### WORK ITEM:
Work out how many lines in the data below include "label", then reply with that number only.

### Stored records:
------------------------------------------------------------------------

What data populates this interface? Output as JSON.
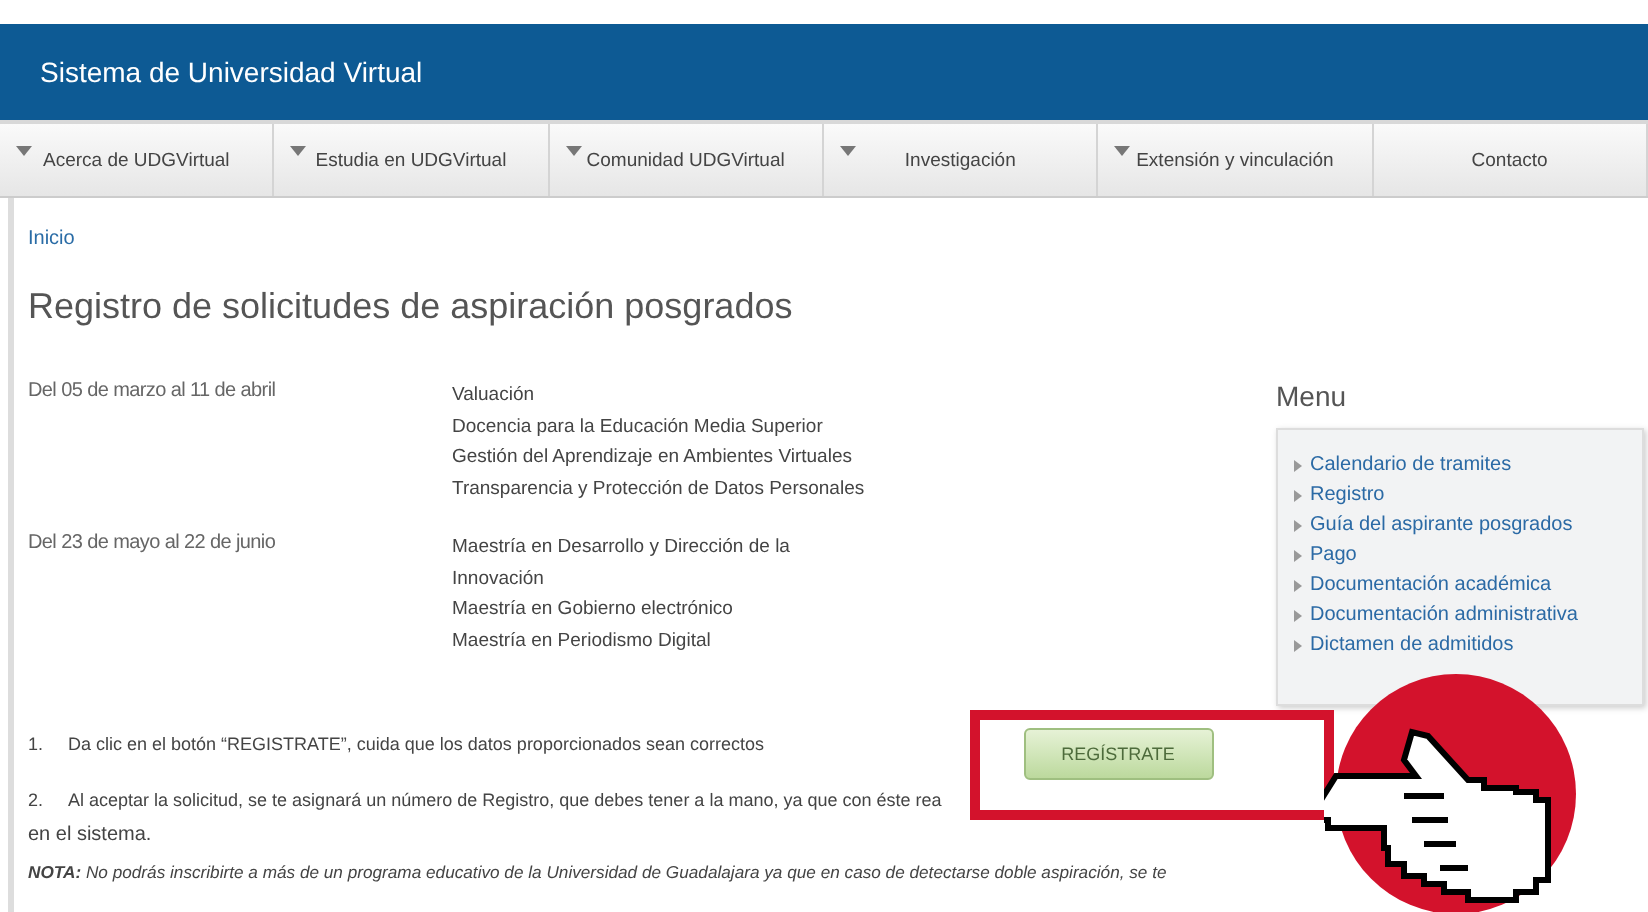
{
  "header": {
    "title": "Sistema de Universidad Virtual"
  },
  "nav": [
    {
      "label": "Acerca de UDGVirtual",
      "dropdown": true
    },
    {
      "label": "Estudia en UDGVirtual",
      "dropdown": true
    },
    {
      "label": "Comunidad UDGVirtual",
      "dropdown": true
    },
    {
      "label": "Investigación",
      "dropdown": true
    },
    {
      "label": "Extensión y vinculación",
      "dropdown": true
    },
    {
      "label": "Contacto",
      "dropdown": false
    }
  ],
  "breadcrumb": "Inicio",
  "page_title": "Registro de solicitudes de aspiración posgrados",
  "periods": [
    {
      "dates": "Del 05 de marzo al 11 de abril",
      "programs": [
        "Valuación",
        "Docencia para la Educación Media Superior",
        "Gestión del Aprendizaje en Ambientes Virtuales",
        "Transparencia y Protección de Datos Personales"
      ]
    },
    {
      "dates": "Del 23 de mayo al 22 de junio",
      "programs": [
        "Maestría en Desarrollo y Dirección de la Innovación",
        "Maestría en Gobierno electrónico",
        "Maestría en Periodismo Digital"
      ]
    }
  ],
  "menu": {
    "title": "Menu",
    "items": [
      "Calendario de tramites",
      "Registro",
      "Guía del aspirante posgrados",
      "Pago",
      "Documentación académica",
      "Documentación administrativa",
      "Dictamen de admitidos"
    ]
  },
  "steps": [
    {
      "number": "1.",
      "text": "Da clic en el botón “REGISTRATE”,  cuida que los datos proporcionados sean correctos"
    },
    {
      "number": "2.",
      "text": "Al aceptar la solicitud, se te asignará un número de Registro, que debes tener a la mano, ya que con éste rea",
      "continuation": "en el sistema."
    }
  ],
  "register_button": "REGÍSTRATE",
  "note": "**NOTA:** No podrás inscribirte a más de un programa educativo de la Universidad de Guadalajara ya que en caso de detectarse doble aspiración, se te"
}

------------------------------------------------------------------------

### RESPONSE TO THE TASK:
6